HOUSTON (Reuters) - Pioneer Natural Resources Co posted lower-than-expected quarterly profit on Tuesday and provided a tepid outlook for third-quarter production, despite increasing its spending budget for the year.
Its shares fell about 2.2 percent to $184 apiece in after-hours trading on Tuesday.
Like several of its peers, the oil and gas producer also posted a second-quarter hedging loss that kept it from fully benefiting from the quarter’s higher crude oil prices. It posted a net loss of $358 million on derivatives designed to lock in a price for its production.
Production rose to 327,704 barrels of oil equivalent per day (boe/d), above its May estimate for the quarter of as much as 322,000 boe/d, and up from 259,087 boe/d in the year-earlier quarter.
Its average realized price of production rose 24.5 percent to $43.12 per boe in the quarter, at a time when U.S. crude prices averaged at $74.15 per barrel.
The company raised its capital spending forecast to between $3.3 billion and $3.4 billion, up from its prior estimate of $2.9 billion, reflecting higher operating costs and plans to add four drilling rigs.
Pioneer, which is in the process of selling its non-Permian assets, forecast third quarter production from its core basin of between 278,000 boe/d and 288,000 boe/d, about flat with the 280,000 boe/d reported for its second quarter Permian output.
Once the divestitures are complete, Pioneer “will report stronger cash operating margins and corporate returns due to an increase in revenue per boe and a decrease in operating costs per boe,” said Chief Executive Timothy Dove.
Net income fell to $66 million, or 38 cents per share, in the second quarter ended June 30, from $233 million, or $1.36 per share, a year ago.
Excluding one-time items, the company earned $1.41 per share, while analysts expected $1.49 per share, according to Thomson Reuters I/B/E/S.
Costs rose 83 percent over a year earlier to $2.03 billion in the quarter, in large part on an accounting change on how the company treats costs from third-party processing and transportation companies.
The year-ago quarter included a gain of $195 million, mainly related to the sale of acreage in Texas.

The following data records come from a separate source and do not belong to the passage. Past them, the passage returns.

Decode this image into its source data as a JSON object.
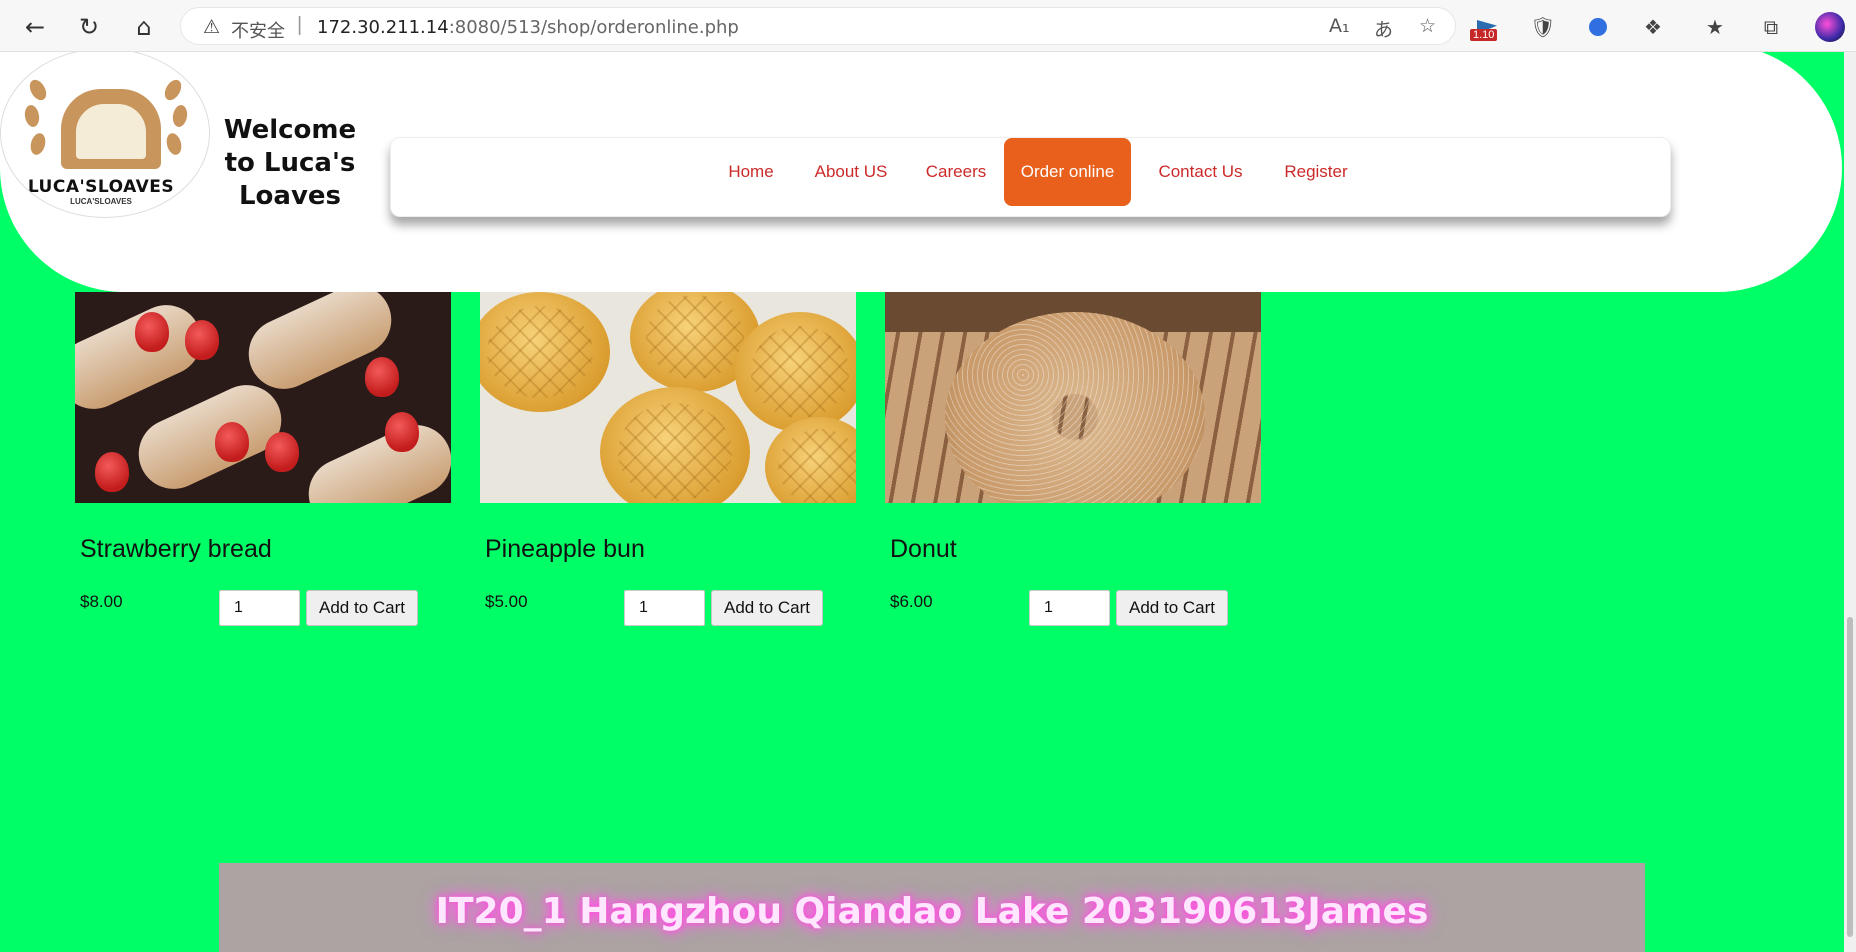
{
  "browser": {
    "security_label": "不安全",
    "url_host": "172.30.211.14",
    "url_rest": ":8080/513/shop/orderonline.php",
    "extension_badge": "1.10",
    "icons": [
      "back-icon",
      "refresh-icon",
      "home-icon",
      "warning-icon",
      "read-aloud-icon",
      "translate-icon",
      "add-favorite-icon",
      "flag-extension-icon",
      "shield-extension-icon",
      "edge-extension-icon",
      "extensions-icon",
      "favorites-icon",
      "collections-icon",
      "profile-avatar"
    ]
  },
  "header": {
    "logo_text": "LUCA'SLOAVES",
    "logo_subtext": "LUCA'SLOAVES",
    "welcome": "Welcome to Luca's Loaves"
  },
  "nav": {
    "items": [
      {
        "label": "Home",
        "active": false
      },
      {
        "label": "About US",
        "active": false
      },
      {
        "label": "Careers",
        "active": false
      },
      {
        "label": "Order online",
        "active": true
      },
      {
        "label": "Contact Us",
        "active": false
      },
      {
        "label": "Register",
        "active": false
      }
    ],
    "active_color": "#e8601c",
    "link_color": "#cc2a2a"
  },
  "products": [
    {
      "name": "Strawberry bread",
      "price": "$8.00",
      "qty": "1",
      "button": "Add to Cart",
      "image": "strawberry-croissants"
    },
    {
      "name": "Pineapple bun",
      "price": "$5.00",
      "qty": "1",
      "button": "Add to Cart",
      "image": "pineapple-buns"
    },
    {
      "name": "Donut",
      "price": "$6.00",
      "qty": "1",
      "button": "Add to Cart",
      "image": "sesame-bagel"
    }
  ],
  "footer": {
    "text": "IT20_1 Hangzhou Qiandao Lake 203190613James"
  },
  "colors": {
    "page_background": "#00ff66",
    "footer_background": "#aca3a2"
  }
}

Revenue for the Irving, Texas-based producer rose 44 percent to $2.11 billion, beating average analyst estimates of $1.25 billion.

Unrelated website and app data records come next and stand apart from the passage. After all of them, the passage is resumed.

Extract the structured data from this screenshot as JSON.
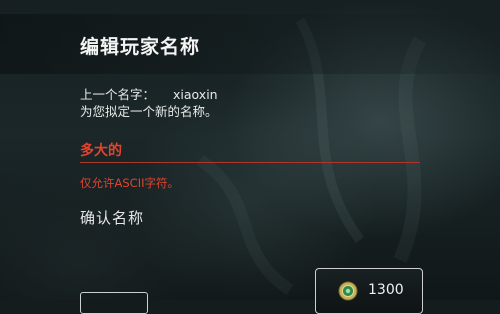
{
  "dialog": {
    "title": "编辑玩家名称",
    "previous_name_label": "上一个名字：",
    "previous_name_value": "xiaoxin",
    "prompt": "为您拟定一个新的名称。",
    "new_name_value": "多大的",
    "error_message": "仅允许ASCII字符。",
    "confirm_label": "确认名称"
  },
  "purchase": {
    "cost": "1300",
    "currency_icon": "coin-icon"
  },
  "colors": {
    "error": "#e2432e",
    "underline": "#b0352c",
    "background": "#1b2729"
  }
}
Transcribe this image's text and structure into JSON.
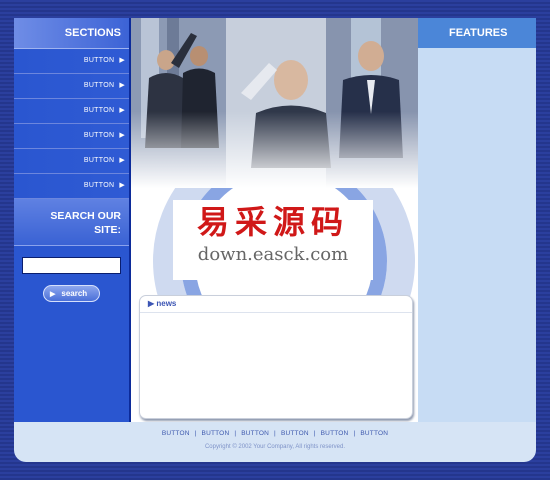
{
  "sidebar": {
    "title": "SECTIONS",
    "items": [
      {
        "label": "BUTTON"
      },
      {
        "label": "BUTTON"
      },
      {
        "label": "BUTTON"
      },
      {
        "label": "BUTTON"
      },
      {
        "label": "BUTTON"
      },
      {
        "label": "BUTTON"
      }
    ],
    "arrow_icon": "play-arrow-icon"
  },
  "search": {
    "title_line1": "SEARCH OUR",
    "title_line2": "SITE:",
    "input_value": "",
    "button_label": "search"
  },
  "watermark": {
    "chinese": "易采源码",
    "url": "down.easck.com"
  },
  "news": {
    "title": "news"
  },
  "right_panel": {
    "title": "FEATURES"
  },
  "footer": {
    "links": [
      "BUTTON",
      "BUTTON",
      "BUTTON",
      "BUTTON",
      "BUTTON",
      "BUTTON"
    ],
    "separator": "|",
    "copyright": "Copyright © 2002 Your Company, All rights reserved."
  },
  "colors": {
    "sidebar_bg": "#2a56d0",
    "features_head": "#4b86d8",
    "right_bg": "#c7dcf4",
    "watermark_red": "#d01818"
  }
}
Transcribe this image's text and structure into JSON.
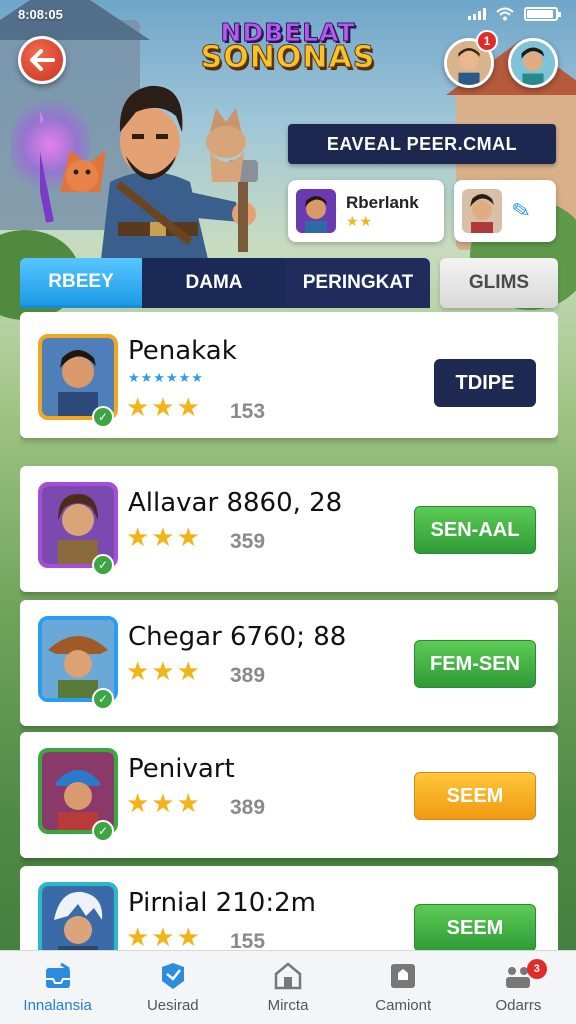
{
  "status_bar": {
    "time": "8:08:05"
  },
  "header": {
    "logo_line1": "NDBELAT",
    "logo_line2": "SONONAS",
    "notification_count": "1"
  },
  "panel": {
    "title": "EAVEAL PEER.CMAL",
    "friend_card": {
      "name": "Rberlank",
      "stars": "★★"
    }
  },
  "tabs": [
    {
      "label": "RBEEY"
    },
    {
      "label": "DAMA"
    },
    {
      "label": "PERINGKAT"
    },
    {
      "label": "GLIMS"
    }
  ],
  "players": [
    {
      "name": "Penakak",
      "score": "153",
      "action": "TDIPE",
      "stars": "★★★",
      "subrating": "★★★★★★"
    },
    {
      "name": "Allavar 8860, 28",
      "score": "359",
      "action": "SEN-AAL",
      "stars": "★★★"
    },
    {
      "name": "Chegar 6760; 88",
      "score": "389",
      "action": "FEM-SEN",
      "stars": "★★★"
    },
    {
      "name": "Penivart",
      "score": "389",
      "action": "SEEM",
      "stars": "★★★"
    },
    {
      "name": "Pirnial 210:2m",
      "score": "155",
      "action": "SEEM",
      "stars": "★★★"
    }
  ],
  "bottom_nav": {
    "items": [
      {
        "label": "Innalansia",
        "icon": "inbox-icon"
      },
      {
        "label": "Uesirad",
        "icon": "shield-icon"
      },
      {
        "label": "Mircta",
        "icon": "house-icon"
      },
      {
        "label": "Camiont",
        "icon": "box-icon"
      },
      {
        "label": "Odarrs",
        "icon": "people-icon"
      }
    ],
    "badge_count": "3"
  },
  "colors": {
    "accent_blue": "#1f9ae8",
    "navy": "#1e2a52",
    "green_button": "#3ca642",
    "orange_button": "#f09a12",
    "star_gold": "#f2b418"
  }
}
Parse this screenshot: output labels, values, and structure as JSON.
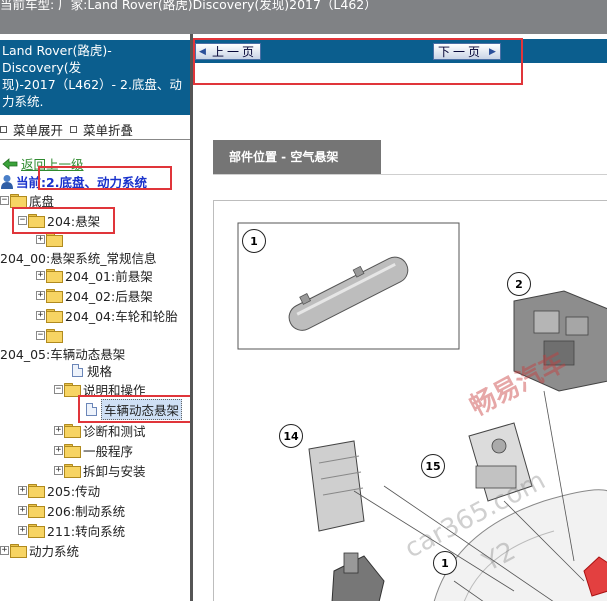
{
  "topbar": {
    "text": "当前车型:  厂家:Land Rover(路虎)Discovery(发现)2017（L462）"
  },
  "left": {
    "vehicle_line1": "Land Rover(路虎)-",
    "vehicle_line2": "Discovery(发",
    "vehicle_line3": "现)-2017（L462）- 2.底盘、动",
    "vehicle_line4": "力系统.",
    "expand_label": "菜单展开",
    "collapse_label": "菜单折叠",
    "back_label": "返回上一级",
    "current_prefix": "当前:",
    "current_value": "2.底盘、动力系统",
    "tree": {
      "chassis": "底盘",
      "suspension": "204:悬架",
      "s204_00": "204_00:悬架系统_常规信息",
      "s204_01": "204_01:前悬架",
      "s204_02": "204_02:后悬架",
      "s204_04": "204_04:车轮和轮胎",
      "s204_05": "204_05:车辆动态悬架",
      "specs": "规格",
      "desc_ops": "说明和操作",
      "vehicle_dynamic": "车辆动态悬架",
      "diag_test": "诊断和测试",
      "general_proc": "一般程序",
      "remove_install": "拆卸与安装",
      "s205": "205:传动",
      "s206": "206:制动系统",
      "s211": "211:转向系统",
      "powertrain": "动力系统"
    }
  },
  "right": {
    "prev_label": "上一页",
    "next_label": "下一页",
    "section_title": "部件位置 - 空气悬架",
    "callouts": [
      "1",
      "2",
      "14",
      "15",
      "1"
    ],
    "watermark_main": "畅易汽车",
    "watermark_site": "car365.com",
    "watermark_site2": "Y2"
  },
  "colors": {
    "header_blue": "#0b5e8e",
    "topbar_gray": "#808285",
    "highlight_red": "#e0353a",
    "section_gray": "#757575"
  }
}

Reporting by Karan Nagarkatti in Bengaluru and Gary McWilliams in Houston; Editing by Arun Koyyur and Rosalba O'Brien